The second case was of more interest to us here in Massachusetts as it dealt with the potential overturning of DOMA, which is the Federal Defense of Marriage Act. Enacted in 1996 and signed into law by President Clinton, DOMA defines marriage as between a man and a woman. As a result, in those states like Massachusetts where gay marriage is legal (and might I add the world did not end), gays who are married do not have the same federal benefits that heterosexual married couples do. This means that gay married couples cannot file joint federal tax returns, they are denied key benefits in the military, and they lose all sorts of deductions and benefits such as survivor’s rights to Social Security benefits. When gay couples divorce they are taxed on many things at the federal level that heterosexual couples are not taxed on. Additionally, divorcing gays cannot transfer pensions without tax consequences, there can be capital gains on property division and there is no tax deduction available for alimony, to name a few.

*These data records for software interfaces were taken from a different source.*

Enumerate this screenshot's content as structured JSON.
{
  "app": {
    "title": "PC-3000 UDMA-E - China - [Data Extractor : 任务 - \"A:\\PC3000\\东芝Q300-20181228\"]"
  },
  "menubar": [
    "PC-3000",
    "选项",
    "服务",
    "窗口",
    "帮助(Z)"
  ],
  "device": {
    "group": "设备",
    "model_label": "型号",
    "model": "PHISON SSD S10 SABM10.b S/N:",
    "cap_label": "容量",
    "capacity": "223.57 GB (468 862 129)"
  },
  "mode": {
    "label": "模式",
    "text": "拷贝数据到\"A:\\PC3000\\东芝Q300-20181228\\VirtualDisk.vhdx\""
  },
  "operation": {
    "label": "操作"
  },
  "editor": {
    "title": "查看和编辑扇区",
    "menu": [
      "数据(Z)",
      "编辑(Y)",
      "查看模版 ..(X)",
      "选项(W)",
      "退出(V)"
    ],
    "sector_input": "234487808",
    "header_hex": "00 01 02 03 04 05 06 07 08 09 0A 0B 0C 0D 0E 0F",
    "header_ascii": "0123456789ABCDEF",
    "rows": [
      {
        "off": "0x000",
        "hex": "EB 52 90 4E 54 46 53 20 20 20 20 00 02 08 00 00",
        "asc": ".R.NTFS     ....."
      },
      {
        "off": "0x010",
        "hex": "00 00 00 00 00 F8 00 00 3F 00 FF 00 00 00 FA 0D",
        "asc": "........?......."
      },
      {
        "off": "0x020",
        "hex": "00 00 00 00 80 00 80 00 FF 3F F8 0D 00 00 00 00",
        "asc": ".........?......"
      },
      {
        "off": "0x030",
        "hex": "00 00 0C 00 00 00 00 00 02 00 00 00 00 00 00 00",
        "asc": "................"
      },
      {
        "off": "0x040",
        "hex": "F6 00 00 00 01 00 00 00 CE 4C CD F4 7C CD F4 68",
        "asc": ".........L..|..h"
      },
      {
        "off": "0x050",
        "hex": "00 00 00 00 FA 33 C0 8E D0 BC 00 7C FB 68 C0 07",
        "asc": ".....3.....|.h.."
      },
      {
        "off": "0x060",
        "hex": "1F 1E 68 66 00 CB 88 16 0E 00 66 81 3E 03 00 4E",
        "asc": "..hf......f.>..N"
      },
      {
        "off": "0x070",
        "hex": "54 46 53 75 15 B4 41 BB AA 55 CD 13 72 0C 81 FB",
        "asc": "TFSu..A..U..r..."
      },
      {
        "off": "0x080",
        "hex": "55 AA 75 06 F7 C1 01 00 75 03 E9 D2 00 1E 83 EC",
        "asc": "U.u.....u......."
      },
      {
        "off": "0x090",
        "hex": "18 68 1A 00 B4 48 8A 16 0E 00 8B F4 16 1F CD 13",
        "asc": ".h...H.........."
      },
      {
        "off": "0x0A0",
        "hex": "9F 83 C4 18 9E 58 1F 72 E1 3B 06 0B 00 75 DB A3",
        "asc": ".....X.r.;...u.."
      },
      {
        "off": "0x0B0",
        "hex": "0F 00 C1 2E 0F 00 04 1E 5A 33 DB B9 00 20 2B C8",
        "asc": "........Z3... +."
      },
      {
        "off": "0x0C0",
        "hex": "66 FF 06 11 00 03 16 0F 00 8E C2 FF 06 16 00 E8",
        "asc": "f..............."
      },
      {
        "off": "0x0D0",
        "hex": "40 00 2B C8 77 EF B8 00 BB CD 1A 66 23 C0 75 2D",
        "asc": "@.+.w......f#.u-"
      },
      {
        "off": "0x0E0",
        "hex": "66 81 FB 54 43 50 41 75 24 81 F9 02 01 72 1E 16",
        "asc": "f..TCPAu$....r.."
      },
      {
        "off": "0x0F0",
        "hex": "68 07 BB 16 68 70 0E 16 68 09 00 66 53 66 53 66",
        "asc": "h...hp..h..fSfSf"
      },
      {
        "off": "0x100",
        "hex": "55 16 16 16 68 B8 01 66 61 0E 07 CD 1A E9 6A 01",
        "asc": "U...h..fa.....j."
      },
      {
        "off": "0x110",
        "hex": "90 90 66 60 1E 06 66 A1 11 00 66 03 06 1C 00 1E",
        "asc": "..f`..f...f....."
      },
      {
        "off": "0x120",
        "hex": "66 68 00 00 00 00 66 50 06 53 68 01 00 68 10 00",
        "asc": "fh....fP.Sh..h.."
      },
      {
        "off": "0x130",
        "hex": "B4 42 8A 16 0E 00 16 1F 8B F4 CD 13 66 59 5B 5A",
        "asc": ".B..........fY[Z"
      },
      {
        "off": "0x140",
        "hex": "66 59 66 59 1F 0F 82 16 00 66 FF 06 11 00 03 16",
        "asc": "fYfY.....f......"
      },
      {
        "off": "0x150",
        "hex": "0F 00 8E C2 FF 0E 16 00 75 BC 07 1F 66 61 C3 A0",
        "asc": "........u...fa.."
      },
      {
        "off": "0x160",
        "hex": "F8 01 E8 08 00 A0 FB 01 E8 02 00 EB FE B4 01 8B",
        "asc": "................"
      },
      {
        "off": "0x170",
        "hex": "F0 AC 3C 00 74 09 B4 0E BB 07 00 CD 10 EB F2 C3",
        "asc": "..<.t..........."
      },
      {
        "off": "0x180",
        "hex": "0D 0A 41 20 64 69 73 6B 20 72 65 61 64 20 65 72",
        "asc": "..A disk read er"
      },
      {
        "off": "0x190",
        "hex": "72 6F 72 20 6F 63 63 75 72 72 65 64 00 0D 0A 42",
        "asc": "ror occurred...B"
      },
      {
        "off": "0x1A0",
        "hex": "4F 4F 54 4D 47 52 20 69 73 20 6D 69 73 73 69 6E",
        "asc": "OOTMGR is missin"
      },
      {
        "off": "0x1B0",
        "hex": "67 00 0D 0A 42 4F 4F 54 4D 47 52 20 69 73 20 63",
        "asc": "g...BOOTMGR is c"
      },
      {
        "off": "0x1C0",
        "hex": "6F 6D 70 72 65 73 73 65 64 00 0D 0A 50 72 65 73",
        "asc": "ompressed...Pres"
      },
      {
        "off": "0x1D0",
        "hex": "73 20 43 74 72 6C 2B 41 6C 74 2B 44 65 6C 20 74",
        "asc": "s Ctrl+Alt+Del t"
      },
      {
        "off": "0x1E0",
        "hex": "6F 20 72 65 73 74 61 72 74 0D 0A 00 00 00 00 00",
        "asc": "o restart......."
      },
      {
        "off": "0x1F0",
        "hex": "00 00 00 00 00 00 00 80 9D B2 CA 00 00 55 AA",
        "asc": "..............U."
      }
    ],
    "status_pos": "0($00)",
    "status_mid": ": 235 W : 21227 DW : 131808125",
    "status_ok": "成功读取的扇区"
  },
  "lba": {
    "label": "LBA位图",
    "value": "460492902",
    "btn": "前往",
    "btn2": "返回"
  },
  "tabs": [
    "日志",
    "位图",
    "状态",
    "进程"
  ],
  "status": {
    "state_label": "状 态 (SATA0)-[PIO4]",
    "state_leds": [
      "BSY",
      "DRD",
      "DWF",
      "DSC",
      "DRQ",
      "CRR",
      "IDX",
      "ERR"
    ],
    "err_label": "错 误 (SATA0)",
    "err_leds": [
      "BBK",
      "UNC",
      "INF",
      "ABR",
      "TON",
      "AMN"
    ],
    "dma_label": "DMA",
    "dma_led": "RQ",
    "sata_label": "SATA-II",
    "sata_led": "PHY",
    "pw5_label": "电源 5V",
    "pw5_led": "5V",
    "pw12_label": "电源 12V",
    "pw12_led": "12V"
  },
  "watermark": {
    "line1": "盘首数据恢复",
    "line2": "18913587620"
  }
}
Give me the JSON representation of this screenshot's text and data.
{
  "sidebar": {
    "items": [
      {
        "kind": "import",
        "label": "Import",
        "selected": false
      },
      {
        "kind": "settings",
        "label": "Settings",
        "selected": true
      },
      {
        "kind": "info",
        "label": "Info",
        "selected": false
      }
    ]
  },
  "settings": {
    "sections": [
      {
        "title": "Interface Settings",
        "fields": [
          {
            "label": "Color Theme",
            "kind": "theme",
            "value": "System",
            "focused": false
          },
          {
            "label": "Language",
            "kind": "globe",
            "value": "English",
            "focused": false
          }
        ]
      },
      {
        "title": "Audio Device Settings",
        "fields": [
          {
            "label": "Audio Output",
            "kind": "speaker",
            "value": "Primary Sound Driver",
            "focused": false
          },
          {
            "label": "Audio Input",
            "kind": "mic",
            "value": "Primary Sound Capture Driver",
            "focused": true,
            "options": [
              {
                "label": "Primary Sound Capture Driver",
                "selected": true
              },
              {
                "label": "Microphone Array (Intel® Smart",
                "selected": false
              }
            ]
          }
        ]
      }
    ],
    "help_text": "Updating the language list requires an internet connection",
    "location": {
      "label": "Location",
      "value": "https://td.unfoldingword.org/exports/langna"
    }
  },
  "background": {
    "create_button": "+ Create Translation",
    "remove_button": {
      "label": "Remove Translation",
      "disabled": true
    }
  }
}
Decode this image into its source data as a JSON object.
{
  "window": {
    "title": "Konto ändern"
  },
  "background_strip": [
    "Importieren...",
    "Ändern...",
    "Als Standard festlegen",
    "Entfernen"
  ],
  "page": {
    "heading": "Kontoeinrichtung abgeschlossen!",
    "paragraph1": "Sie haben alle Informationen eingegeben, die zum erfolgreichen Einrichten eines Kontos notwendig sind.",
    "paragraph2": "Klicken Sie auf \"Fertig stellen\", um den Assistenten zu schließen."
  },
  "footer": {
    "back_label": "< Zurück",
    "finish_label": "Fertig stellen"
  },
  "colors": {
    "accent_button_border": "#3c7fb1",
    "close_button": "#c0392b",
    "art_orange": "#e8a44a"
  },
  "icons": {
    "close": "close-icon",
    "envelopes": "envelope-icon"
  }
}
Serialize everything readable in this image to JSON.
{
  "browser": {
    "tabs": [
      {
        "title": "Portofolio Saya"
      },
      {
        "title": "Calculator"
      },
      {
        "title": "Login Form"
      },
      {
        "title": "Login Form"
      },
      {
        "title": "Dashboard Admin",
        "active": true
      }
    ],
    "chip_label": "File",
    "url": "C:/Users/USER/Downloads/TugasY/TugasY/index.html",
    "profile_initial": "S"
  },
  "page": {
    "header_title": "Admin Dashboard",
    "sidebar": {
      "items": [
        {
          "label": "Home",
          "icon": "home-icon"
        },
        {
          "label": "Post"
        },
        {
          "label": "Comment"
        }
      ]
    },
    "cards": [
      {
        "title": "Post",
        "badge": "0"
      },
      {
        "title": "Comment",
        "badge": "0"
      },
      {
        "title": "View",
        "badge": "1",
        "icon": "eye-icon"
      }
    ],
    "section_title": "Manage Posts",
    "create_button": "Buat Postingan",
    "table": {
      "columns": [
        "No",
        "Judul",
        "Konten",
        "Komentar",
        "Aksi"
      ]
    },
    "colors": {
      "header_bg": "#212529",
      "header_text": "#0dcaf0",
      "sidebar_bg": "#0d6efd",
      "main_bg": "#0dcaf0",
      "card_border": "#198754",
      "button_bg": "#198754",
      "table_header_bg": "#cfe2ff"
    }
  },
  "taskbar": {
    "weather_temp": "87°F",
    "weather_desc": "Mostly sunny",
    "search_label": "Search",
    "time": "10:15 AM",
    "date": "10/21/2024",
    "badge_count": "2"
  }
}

Supreme Court watchers and national political pundits looking at legal tea leaves seem to believe that the challenge to DOMA will prevail and it will be overturned. I certainly hope this is so, as it would make both marriage and divorce much more fair for gay couples.